The Slippery Slope of Curriculum Mandates
Indiana Writers Group column for March 7 and thereafter
By Andrea Neal
The Indiana House has forwarded to the Senate a bill requiring that Indiana public schools “include a study of the Holocaust in each high school United States history course.”
As curriculum mandates go, this one isn’t too onerous. Any history teacher worth his salt is already teaching the Holocaust as part of an even cursory study of World War II. Most U.S. History textbooks contain a section if not a chapter on the Holocaust. The Holocaust is a required topic listed in Indiana’s social studies standards for both U.S. History and World History. The U.S. History standards cover “Hitler’s final solution policy and the Allies’ responses to the Holocaust.” The World History standards ensure students study “the antecedents, causes, major events and global consequences of World War II, including the Holocaust.”
The Holocaust mandate does little more than emphasize an academic requirement already on the books. No controversy there. The worry is that one good mandate will lead to another and, before we know it, public school teachers will be micromandated to death. Teachers have plenty to do already trying to follow Indiana’s “Academic Standards,” which dictate what students should know and be able to do in every single subject area.
If too many mandates become law, they will crowd out essential areas of study. Remember the federal law passed in 2004 requiring the teaching of the Constitution on Constitution Day every September in schools that receive federal funds? Yes, every school should teach the Constitution, but only as it fits into its curriculum calendar, not because it’s Sept. 15 and certainly not because congressmen in Washington say so.
The National School Boards Association has this to say about mandates: “Discrete requirements like this frequently sound perfectly reasonable when each is considered in isolation. But the whole litany is foisted on schools by politicians, think tanks, lobbyists and advocacy groups who never, ever have any responsibility for making the system work as a whole. The next thing you know, our schools are buried in an avalanche of mandates, many of which are important but bear only a tangential relation to academic achievement. And inevitably, we wind up hearing some of these very same people blustering about school budgets that are increasing faster than test scores.”
One look at all the Illinois social studies mandates illustrates the problem. Here’s what lawmakers have required there: instruction in “proper use and display of the flag,” “a unit of instruction studying the events of black history,” “a study of the role of labor unions and their interaction with government in achieving the goals of a mixed free enterprise system,” “a unit of instruction studying the events of the history of women in America.”
This year, lawmakers proposed three other mandates for Indiana curriculum in addition to Holocaust instruction, although thankfully they appear to be dead for the session. Sen. Jeff Drozda, R-Westfield, wanted to mandate instruction regarding human fetal development as part of high school health education curriculum. Sen. Earline Rogers, D-Gary, wanted to require a three-hour class for Grade 12 students about the value of voting. Rep. Matt Bell, R-Avilla, wanted to mandate instruction in personal financial responsibility to students in Grades 9-12.

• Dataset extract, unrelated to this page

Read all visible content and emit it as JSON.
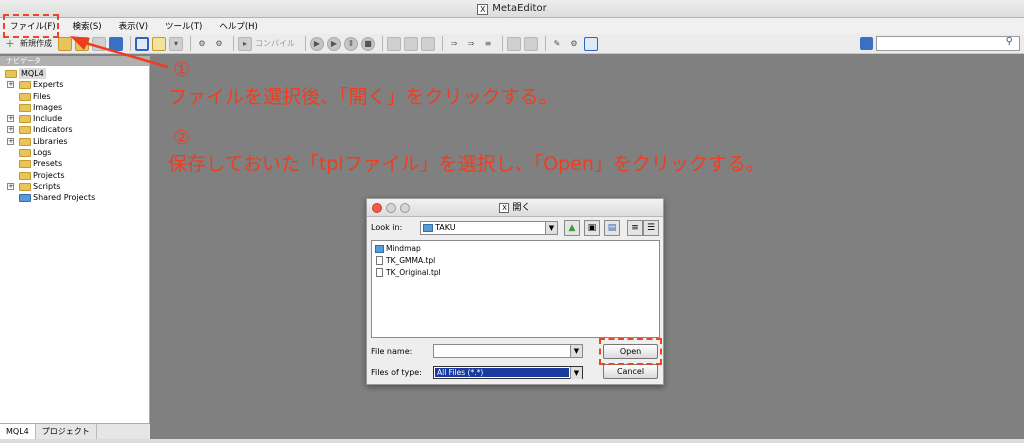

The Rogers and Bells proposals are sound in terms of content. In fact, there’s a study of mandated personal finance curriculum that indicates compelling social benefits. Students who take such a course not only manage money better, but are more likely to accumulate savings as adults than students who do not receive such a class. But where do we draw the line? This mandate slope is a slippery one and the state’s Core 40 curriculum is already loaded with little opportunity for students to take elective courses that really get them excited.
I can think of dozens of things that should be taught all students before they graduate, for example: proper use of pronouns. I’ll go berserk if I hear one more allegedly educated person on TV begin a sentence with “Me and my friend.” Or how about mandating driver’s education? Just last week, I almost got reamed by a teen driver talking on a cell phone.
Indiana teachers can’t take any more mandates. It is virtually impossible now to cover all the standards mandated by the Department of Education. Lawmakers need to refrain from playing school board, no matter how worthy the cause.
Andrea Neal is a teacher at St. Richard’s School in Indianapolis and adjunct scholar with the Indiana Policy Review Foundation. Contact her at firstname.lastname@example.org.